In a CNN survey, 54% questioned concluded that Obama won; while a mere 30% say that McCain came out on top. Before the poll, 60% held a favorable opinion of the Illinois senator, and after, this share increased to 64%. 51% had a favorable view of McCain both before and after the debate.
65% said Obama was the more likeable candidate during the event, with only 28% considering McCain more likeable. The poll figures continued to indicate Obama’s successes: 57% believed Obama was more intelligent, with only 25% for McCain. And 60% felt Obama articulated his opinions more clearly with only 30% going to McCain.
It appears that as the economic outlook deteriorates, Obama’s prospects improve. The public’s faith in McCain’s economic plan – and more fundamentally, his understanding of the issues and lack of conviction in presenting them – mean that the current financial crisis is working in Obama’s favor.
Months back, before the US financial system was sent into a tailspin, polls showed Obama only leading by only a few points, and even at times tied with McCain.
“There are three things driving this election right now: the economy, the economy and the economy,” said Clay Richards, the assistant director of the Quinnipiac University Polling Institute.
Not surprisingly, the debates opened up with the economy as issue number one when a concerned citizen asking how each candidate would work to protect retired and older US citizens and their savings.
The fact is, one economic approach to help reinvigorate the US economy is tax cuts to the companies and firms that could then hire more and conduct more business. While the Bush regime has seen more downs than ups, this type of tax cuts is something that Bush did after September 11th, which worked.
Obama’s populist approach – “a middle class tax cut to 95% of working Americans” – is attractive to most people. But like the recent economic stimulus package the US government enacted earlier this year, such tax cuts are not trickle-down, payback investments as corporate cuts would be.
That’s not to say that McCain’s argument that tax cuts for the richest of rich should be in order. His case that this is taking away from the “American dream” is ludicrous – he still believes that if you earn less than $5 million a year you cannot be rich. Nevertheless, this is a debate for the American people, not economists, and people will vote for whomever appeals to their needs best.
Both McCain and Obama echoed that they had each been warning the Treasury and the Fed of the impending financial crisis, and both said the other contributed to the mess.
McCain made a few attacks on Obama, specifically on his spending plan and tax cuts. McCain rightly noted our Social Security system is flawed but right as he was about to explain that he jumped straight in to his energy policy.

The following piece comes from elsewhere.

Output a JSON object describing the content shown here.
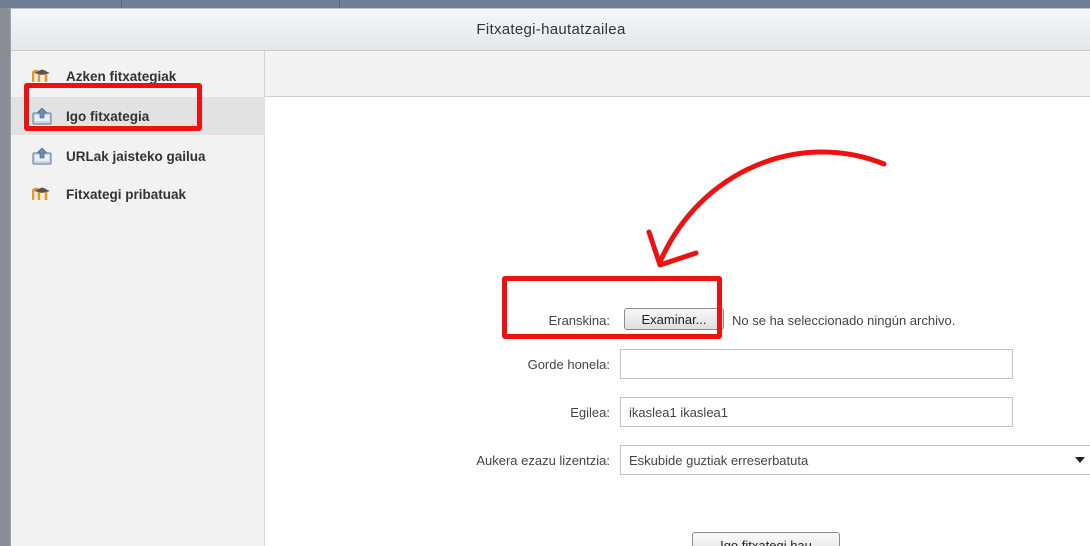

Defense, health care, and education were also topics addressed. McCain even announced his plans to reduce defense spending, which was probably a good move, as he is widely known for his militaristic support. But in that same sentence, he noted he wanted spending freezes on everything except defense.